* What you will do: A faithful copy of the data, pictures omitted, is the required answer.

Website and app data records
☆ ☆ ☆ ☆

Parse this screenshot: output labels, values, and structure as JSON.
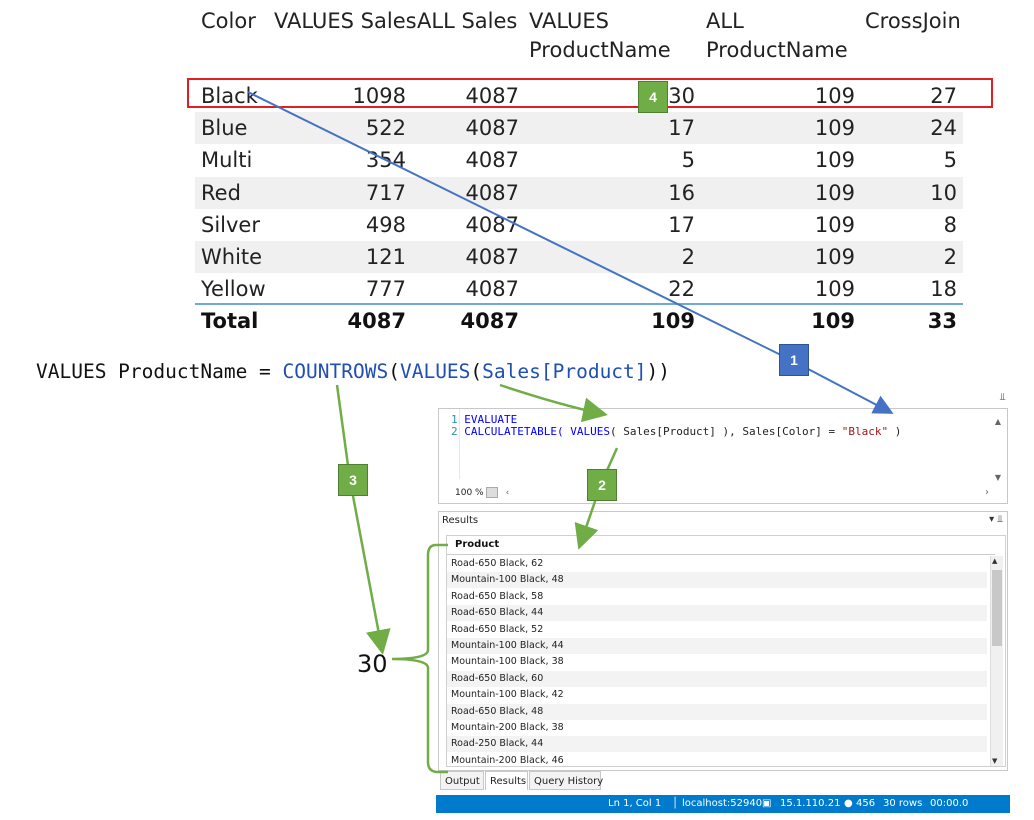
{
  "pivot": {
    "headers": [
      "Color",
      "VALUES Sales",
      "ALL Sales",
      "VALUES\nProductName",
      "ALL\nProductName",
      "CrossJoin"
    ],
    "header_col3_line1": "VALUES",
    "header_col3_line2": "ProductName",
    "header_col4_line1": "ALL",
    "header_col4_line2": "ProductName",
    "rows": [
      {
        "color": "Black",
        "values_sales": "1098",
        "all_sales": "4087",
        "values_productname": "30",
        "all_productname": "109",
        "crossjoin": "27"
      },
      {
        "color": "Blue",
        "values_sales": "522",
        "all_sales": "4087",
        "values_productname": "17",
        "all_productname": "109",
        "crossjoin": "24"
      },
      {
        "color": "Multi",
        "values_sales": "354",
        "all_sales": "4087",
        "values_productname": "5",
        "all_productname": "109",
        "crossjoin": "5"
      },
      {
        "color": "Red",
        "values_sales": "717",
        "all_sales": "4087",
        "values_productname": "16",
        "all_productname": "109",
        "crossjoin": "10"
      },
      {
        "color": "Silver",
        "values_sales": "498",
        "all_sales": "4087",
        "values_productname": "17",
        "all_productname": "109",
        "crossjoin": "8"
      },
      {
        "color": "White",
        "values_sales": "121",
        "all_sales": "4087",
        "values_productname": "2",
        "all_productname": "109",
        "crossjoin": "2"
      },
      {
        "color": "Yellow",
        "values_sales": "777",
        "all_sales": "4087",
        "values_productname": "22",
        "all_productname": "109",
        "crossjoin": "18"
      }
    ],
    "total": {
      "color": "Total",
      "values_sales": "4087",
      "all_sales": "4087",
      "values_productname": "109",
      "all_productname": "109",
      "crossjoin": "33"
    }
  },
  "formula": {
    "lhs": "VALUES ProductName = ",
    "fn1": "COUNTROWS",
    "p1": "(",
    "fn2": "VALUES",
    "p2": "(",
    "arg": "Sales[Product]",
    "p3": "))"
  },
  "callouts": {
    "b1": "1",
    "b2": "2",
    "b3": "3",
    "b4": "4",
    "count": "30"
  },
  "editor": {
    "line1_no": "1",
    "line1_code": "EVALUATE",
    "line2_no": "2",
    "line2_a": "CALCULATETABLE( ",
    "line2_kw": "VALUES",
    "line2_b": "( Sales[Product] ), Sales[Color] = ",
    "line2_str": "\"Black\"",
    "line2_c": " )",
    "zoom": "100 %"
  },
  "results": {
    "title": "Results",
    "column": "Product",
    "rows": [
      "Road-650 Black, 62",
      "Mountain-100 Black, 48",
      "Road-650 Black, 58",
      "Road-650 Black, 44",
      "Road-650 Black, 52",
      "Mountain-100 Black, 44",
      "Mountain-100 Black, 38",
      "Road-650 Black, 60",
      "Mountain-100 Black, 42",
      "Road-650 Black, 48",
      "Mountain-200 Black, 38",
      "Road-250 Black, 44",
      "Mountain-200 Black, 46"
    ]
  },
  "tabs": [
    "Output",
    "Results",
    "Query History"
  ],
  "status": {
    "position": "Ln 1, Col 1",
    "server": "localhost:52940",
    "version": "15.1.110.21",
    "users": "456",
    "rows": "30 rows",
    "time": "00:00.0"
  },
  "colors": {
    "accent_blue": "#4472c4",
    "accent_green": "#70ad47",
    "highlight_red": "#e02020",
    "status_blue": "#007acc"
  }
}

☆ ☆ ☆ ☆

* The completed task:
Parse this screenshot: output labels, values, and structure as JSON.
{
  "pivot": {
    "headers": [
      "Color",
      "VALUES Sales",
      "ALL Sales",
      "VALUES\nProductName",
      "ALL\nProductName",
      "CrossJoin"
    ],
    "header_col3_line1": "VALUES",
    "header_col3_line2": "ProductName",
    "header_col4_line1": "ALL",
    "header_col4_line2": "ProductName",
    "rows": [
      {
        "color": "Black",
        "values_sales": "1098",
        "all_sales": "4087",
        "values_productname": "30",
        "all_productname": "109",
        "crossjoin": "27"
      },
      {
        "color": "Blue",
        "values_sales": "522",
        "all_sales": "4087",
        "values_productname": "17",
        "all_productname": "109",
        "crossjoin": "24"
      },
      {
        "color": "Multi",
        "values_sales": "354",
        "all_sales": "4087",
        "values_productname": "5",
        "all_productname": "109",
        "crossjoin": "5"
      },
      {
        "color": "Red",
        "values_sales": "717",
        "all_sales": "4087",
        "values_productname": "16",
        "all_productname": "109",
        "crossjoin": "10"
      },
      {
        "color": "Silver",
        "values_sales": "498",
        "all_sales": "4087",
        "values_productname": "17",
        "all_productname": "109",
        "crossjoin": "8"
      },
      {
        "color": "White",
        "values_sales": "121",
        "all_sales": "4087",
        "values_productname": "2",
        "all_productname": "109",
        "crossjoin": "2"
      },
      {
        "color": "Yellow",
        "values_sales": "777",
        "all_sales": "4087",
        "values_productname": "22",
        "all_productname": "109",
        "crossjoin": "18"
      }
    ],
    "total": {
      "color": "Total",
      "values_sales": "4087",
      "all_sales": "4087",
      "values_productname": "109",
      "all_productname": "109",
      "crossjoin": "33"
    }
  },
  "formula": {
    "lhs": "VALUES ProductName = ",
    "fn1": "COUNTROWS",
    "p1": "(",
    "fn2": "VALUES",
    "p2": "(",
    "arg": "Sales[Product]",
    "p3": "))"
  },
  "callouts": {
    "b1": "1",
    "b2": "2",
    "b3": "3",
    "b4": "4",
    "count": "30"
  },
  "editor": {
    "line1_no": "1",
    "line1_code": "EVALUATE",
    "line2_no": "2",
    "line2_a": "CALCULATETABLE( ",
    "line2_kw": "VALUES",
    "line2_b": "( Sales[Product] ), Sales[Color] = ",
    "line2_str": "\"Black\"",
    "line2_c": " )",
    "zoom": "100 %"
  },
  "results": {
    "title": "Results",
    "column": "Product",
    "rows": [
      "Road-650 Black, 62",
      "Mountain-100 Black, 48",
      "Road-650 Black, 58",
      "Road-650 Black, 44",
      "Road-650 Black, 52",
      "Mountain-100 Black, 44",
      "Mountain-100 Black, 38",
      "Road-650 Black, 60",
      "Mountain-100 Black, 42",
      "Road-650 Black, 48",
      "Mountain-200 Black, 38",
      "Road-250 Black, 44",
      "Mountain-200 Black, 46"
    ]
  },
  "tabs": [
    "Output",
    "Results",
    "Query History"
  ],
  "status": {
    "position": "Ln 1, Col 1",
    "server": "localhost:52940",
    "version": "15.1.110.21",
    "users": "456",
    "rows": "30 rows",
    "time": "00:00.0"
  },
  "colors": {
    "accent_blue": "#4472c4",
    "accent_green": "#70ad47",
    "highlight_red": "#e02020",
    "status_blue": "#007acc"
  }
}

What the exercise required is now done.